Modern Homes are Burning Eight Times Faster

First responders report that fires recently are burning hotter and faster, likely due to the increase in synthetic furniture and home decor.

Synthetic furniture and decor have been popular because they are cheaper than natural ones. However, most synthetics are made of petroleum (like gasoline), which could result in your house going up in flames in minutes. When synthetics burn, the chemicals released can replace oxygen in the body within two to three minutes of exposure, choking out anyone nearby.

An experiment tested the burn time of two rooms, one furnished with synthetic furniture and the other with natural materials, and demonstrated the difference between synthetic and natural materials.

The room with synthetic furnishings was full of flames and smoke within minutes. Flashover, or floor-to-ceiling flames, occurred as quickly as three minutes and forty seconds. On the other hand, the room with natural furnishings took almost half an hour before flashover. The company that conducted the experiment concluded that modern home fires burn eight times faster.

As a result, firefighters are under more pressure and in more danger than ever before, not only from the greater intensity of the flames but also from the chemicals released when synthetics are burned. In fact, cancer has recently overtaken heart disease as the leading cause of death of firefighters. The exposure to these chemicals affects not only firefighters but homeowners and others in the building when the synthetics are burned.

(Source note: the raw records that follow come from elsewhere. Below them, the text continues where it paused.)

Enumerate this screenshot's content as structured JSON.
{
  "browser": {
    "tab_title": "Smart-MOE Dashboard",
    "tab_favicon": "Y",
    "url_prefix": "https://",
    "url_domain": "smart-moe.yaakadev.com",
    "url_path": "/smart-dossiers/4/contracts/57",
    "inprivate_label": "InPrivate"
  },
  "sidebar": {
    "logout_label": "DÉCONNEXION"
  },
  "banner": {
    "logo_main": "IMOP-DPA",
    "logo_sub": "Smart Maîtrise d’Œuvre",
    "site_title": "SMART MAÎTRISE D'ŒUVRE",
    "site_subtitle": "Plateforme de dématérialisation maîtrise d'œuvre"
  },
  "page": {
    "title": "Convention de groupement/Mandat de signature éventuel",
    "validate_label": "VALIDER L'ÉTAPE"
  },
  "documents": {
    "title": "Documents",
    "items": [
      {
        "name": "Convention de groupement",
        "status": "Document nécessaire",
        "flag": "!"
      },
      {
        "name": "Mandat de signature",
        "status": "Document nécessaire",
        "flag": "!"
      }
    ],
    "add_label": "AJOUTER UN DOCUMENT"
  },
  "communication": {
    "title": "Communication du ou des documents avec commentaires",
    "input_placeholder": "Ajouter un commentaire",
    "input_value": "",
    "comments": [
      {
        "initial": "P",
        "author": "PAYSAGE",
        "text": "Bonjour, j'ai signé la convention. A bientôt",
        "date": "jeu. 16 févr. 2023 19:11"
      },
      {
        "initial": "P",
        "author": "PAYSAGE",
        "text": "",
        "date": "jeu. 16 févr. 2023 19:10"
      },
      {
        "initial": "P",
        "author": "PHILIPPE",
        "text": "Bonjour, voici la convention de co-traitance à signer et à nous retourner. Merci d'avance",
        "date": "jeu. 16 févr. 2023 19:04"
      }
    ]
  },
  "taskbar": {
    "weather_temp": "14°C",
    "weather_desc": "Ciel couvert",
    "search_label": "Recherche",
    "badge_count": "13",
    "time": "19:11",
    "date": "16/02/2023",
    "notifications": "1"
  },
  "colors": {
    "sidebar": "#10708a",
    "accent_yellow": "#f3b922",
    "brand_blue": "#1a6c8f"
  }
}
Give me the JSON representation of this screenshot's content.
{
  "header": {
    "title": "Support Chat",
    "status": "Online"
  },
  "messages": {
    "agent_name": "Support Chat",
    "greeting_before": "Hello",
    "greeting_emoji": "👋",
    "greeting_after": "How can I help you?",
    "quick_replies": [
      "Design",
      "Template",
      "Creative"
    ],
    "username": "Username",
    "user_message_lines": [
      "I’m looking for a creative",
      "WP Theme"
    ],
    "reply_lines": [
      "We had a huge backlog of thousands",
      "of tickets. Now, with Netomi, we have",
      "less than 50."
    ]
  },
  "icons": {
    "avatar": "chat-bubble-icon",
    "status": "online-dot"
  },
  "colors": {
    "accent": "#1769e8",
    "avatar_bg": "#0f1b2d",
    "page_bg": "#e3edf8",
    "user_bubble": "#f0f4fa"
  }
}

Some tips to protect your home and the people inside it in case of a fire include:

  • Avoid open concept homes and close doors when possible. In the case of a fire, a closed door between you and the fire can keep temperatures down and provide more than double the oxygen to breathe compared to if the door was open.
  • Make sure your fire protection systems are up-to-date and fully functional. For inspections, maintenance and repairs of your fire protection systems, contact CJ Suppression at (951) 735-5560 for a free quote.
  • Create an escape plan for your home and ensure that all members of your family are well-versed in what to do in the case of an emergency.